- Security TWENTY
- Women in Security
The UK regulator the Financial Conduct Authority (FCA) has fined Standard Chartered Bank £102,163,200 for Anti-Money Laundering (AML) breaches in two higher risk areas of its business. This is the second largest financial penalty for AML controls failings ever imposed by the FCA.
The bank’s two areas were its UK wholesale bank correspondent banking business; and its branches in the United Arab Emirates (UAE). The FCA found what it called serious and sustained shortcomings in Standard Chartered’s AML controls relating to customer due diligence and ongoing monitoring. Standard Chartered failed to establish and maintain risk-sensitive policies and procedures, and failed to ensure its UAE branches applied UK equivalent AML and counter-terrorist financing controls.
Under the Money Laundering Regulations 2007 (MLRs), Standard Chartered was required to establish and maintain appropriate and risk sensitive policies and procedures to reduce the risk it may be used to launder the proceeds of crime, evade financial sanctions or finance terrorism. The MLRs also imposed a duty on Standard Chartered to require its global (non-EEA) branches and subsidiaries to apply policies and procedures in due diligence and ongoing monitoring that are equivalent to those required of Standard Chartered in the UK.
For example, the Authority found an account opened with three million UAE Dirham in cash in a suitcase (just over £500,000) with little evidence that the origin of the funds had been investigated.
US authorities have separately set larger fines. For the FCA decision notice, visit the FCA website. For the United States’ authorities fining the bank, visit the US federal Department of Justice website.
Mark Steward, Director of Enforcement and Market Oversight at the FCA, said: ‘Standard Chartered’s oversight of its financial crime controls was narrow, slow and reactive. These breaches are especially serious because they occurred against a backdrop of heightened awareness within the broader, global community, as well as within the bank, and after receiving specific attention from the FCA, US agencies and other global bodies about these risks.

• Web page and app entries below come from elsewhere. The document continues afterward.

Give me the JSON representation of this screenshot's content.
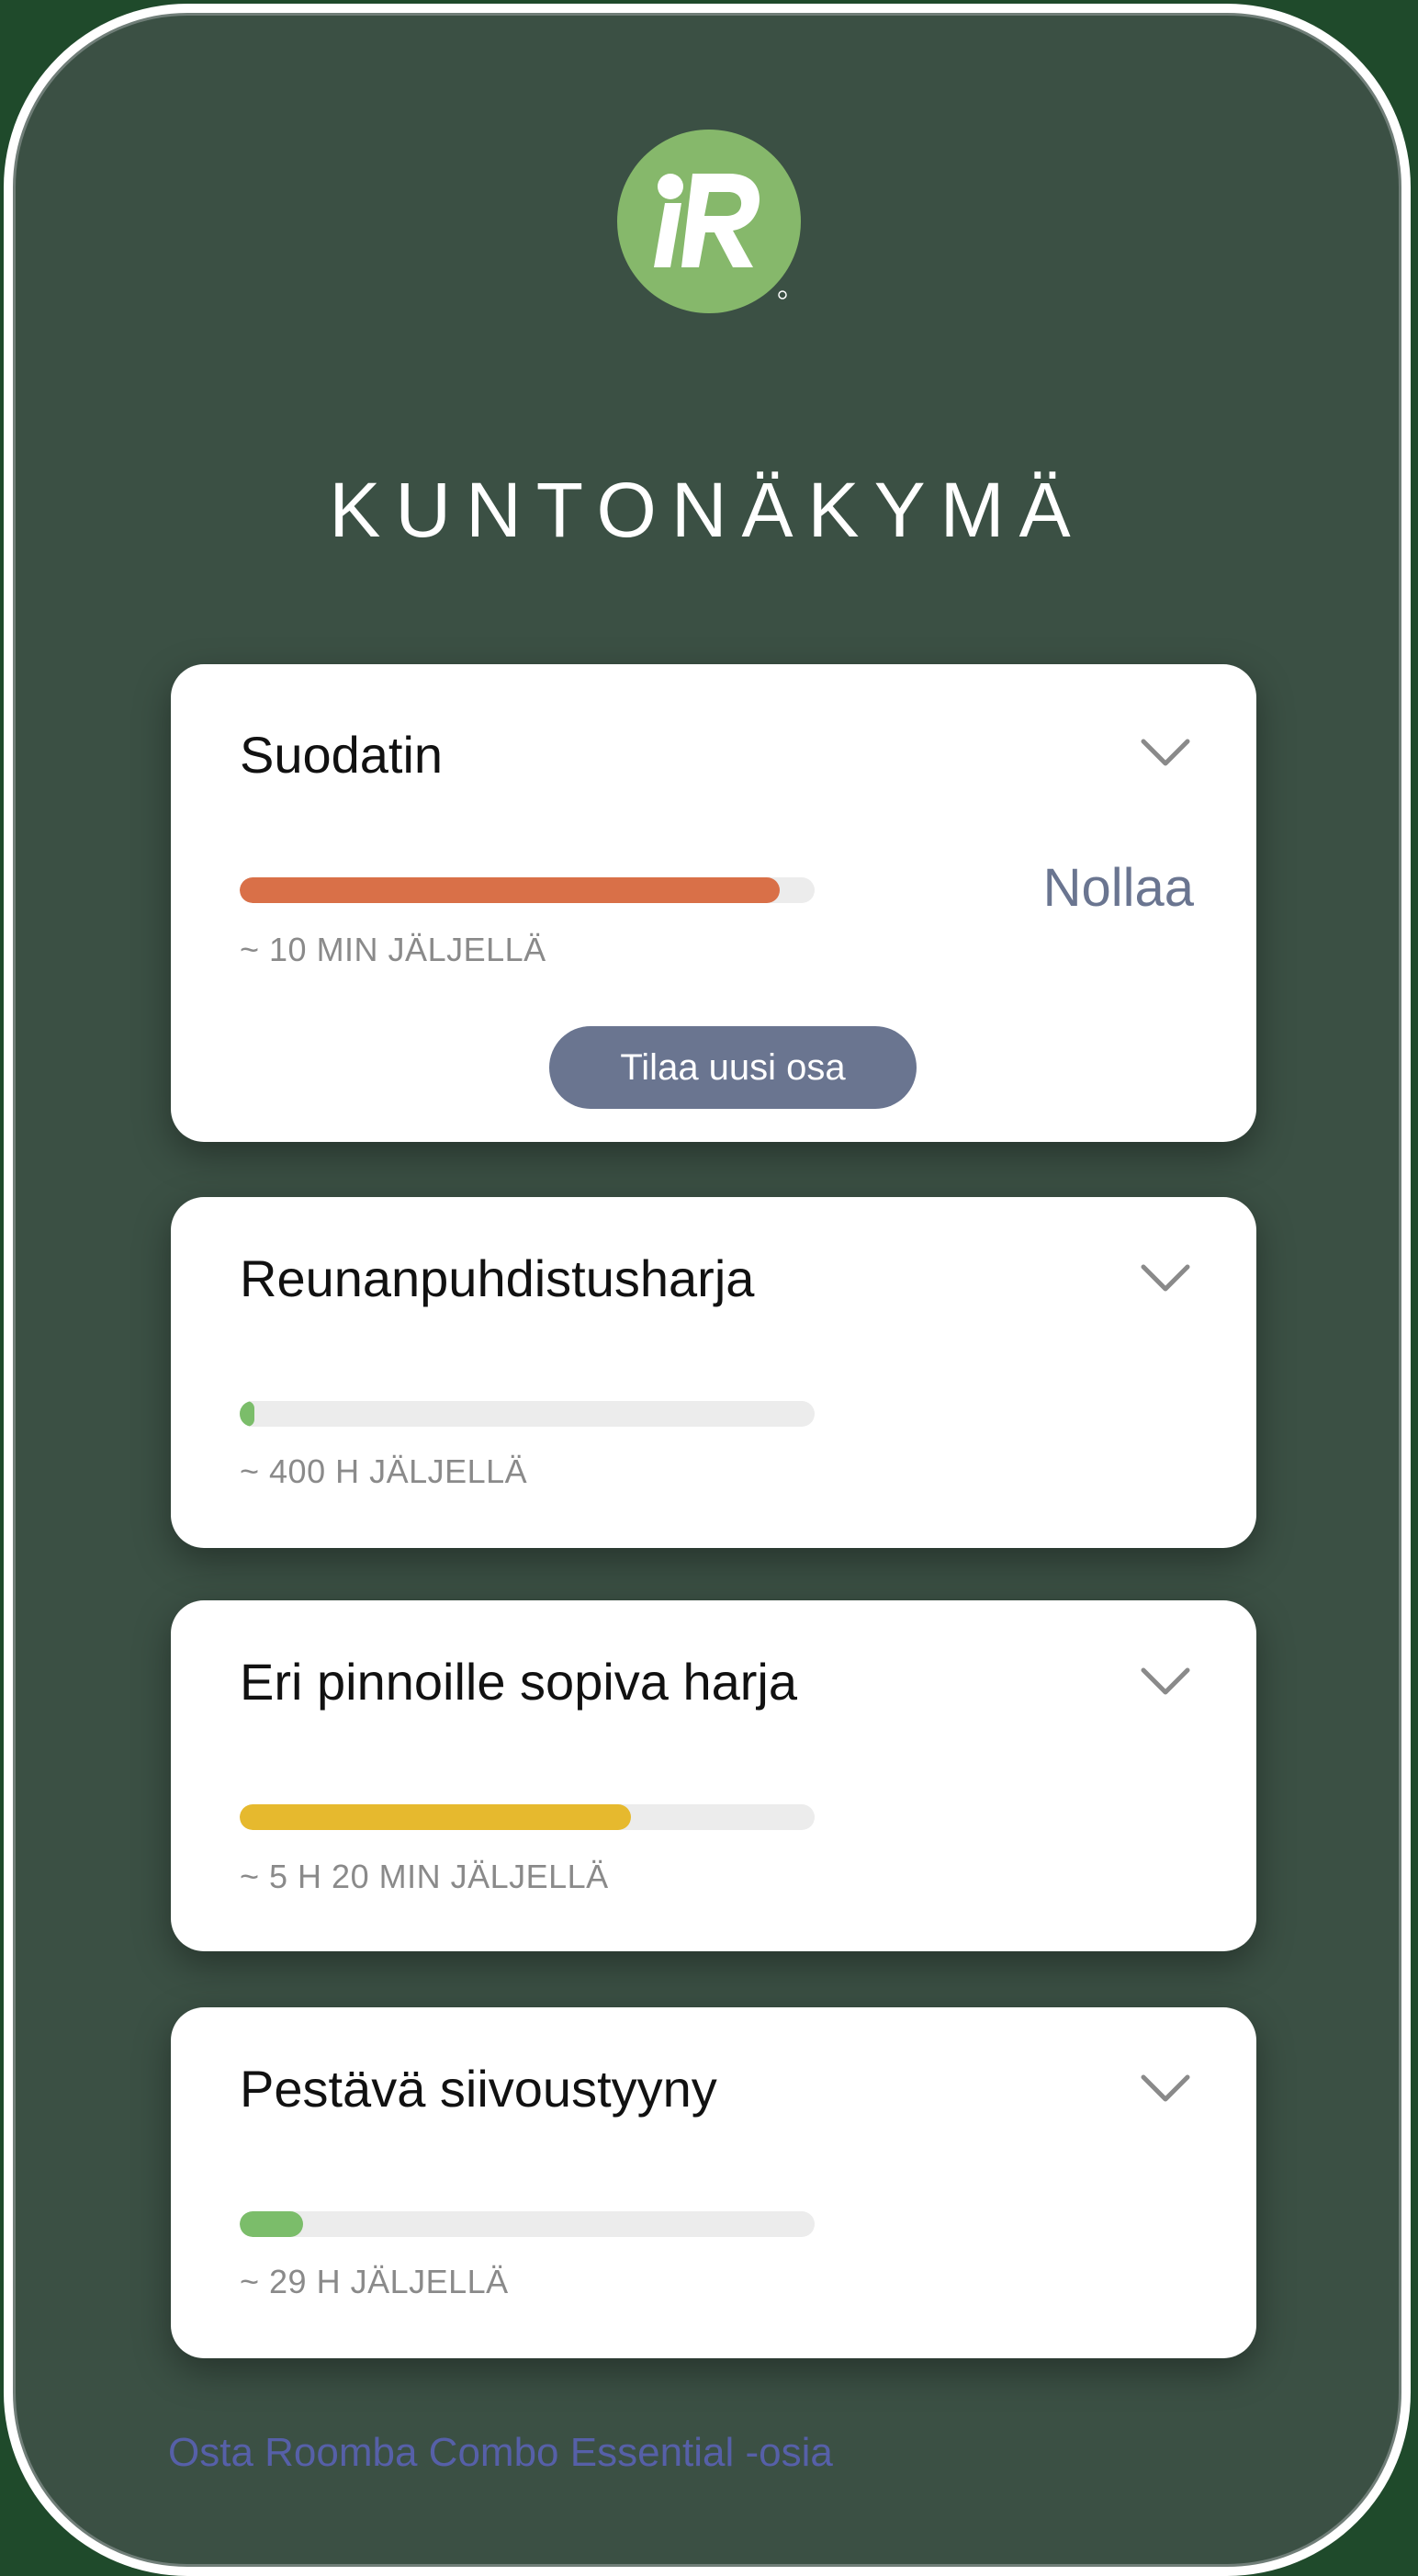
{
  "page": {
    "title": "KUNTONÄKYMÄ",
    "logo_text": "iR"
  },
  "cards": [
    {
      "title": "Suodatin",
      "remaining": "~ 10 MIN JÄLJELLÄ",
      "progress": 0.94,
      "bar_color": "#d97048",
      "reset_label": "Nollaa",
      "order_label": "Tilaa uusi osa"
    },
    {
      "title": "Reunanpuhdistusharja",
      "remaining": "~ 400 H JÄLJELLÄ",
      "progress": 0.025,
      "bar_color": "#7bbd6a"
    },
    {
      "title": "Eri pinnoille sopiva harja",
      "remaining": "~ 5 H 20 MIN JÄLJELLÄ",
      "progress": 0.68,
      "bar_color": "#e6b92e"
    },
    {
      "title": "Pestävä siivoustyyny",
      "remaining": "~ 29 H JÄLJELLÄ",
      "progress": 0.11,
      "bar_color": "#7bbd6a"
    }
  ],
  "footer": {
    "link_label": "Osta Roomba Combo Essential -osia"
  },
  "colors": {
    "background": "#3b5044",
    "accent": "#6a7590",
    "link": "#5660a8",
    "logo": "#86b86b"
  },
  "icons": {
    "logo": "irobot-logo-icon",
    "expand": "chevron-down-icon"
  }
}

‘Standard Chartered is working to improve its AML controls to ensure all issues are fully addressed on a global basis. The FCA has taken into account Standard Chartered’s remediation work and its cooperation in assisting the FCA investigation, without which today’s financial penalty would have been even higher.’
For the bank’s comment, visit the Standard Chartered website. Bill Winters, Group Chief Executive, said: “We are pleased to have resolved these matters and to put these historical issues behind us. The circumstances that led to today’s resolutions are completely unacceptable and not representative of the Standard Chartered I am proud to lead today. Fighting financial crime is central to what we do and who we are; we do not tolerate misconduct or lax controls and we will continue to root out any issues that threaten the trust we have built over more than 160 years.”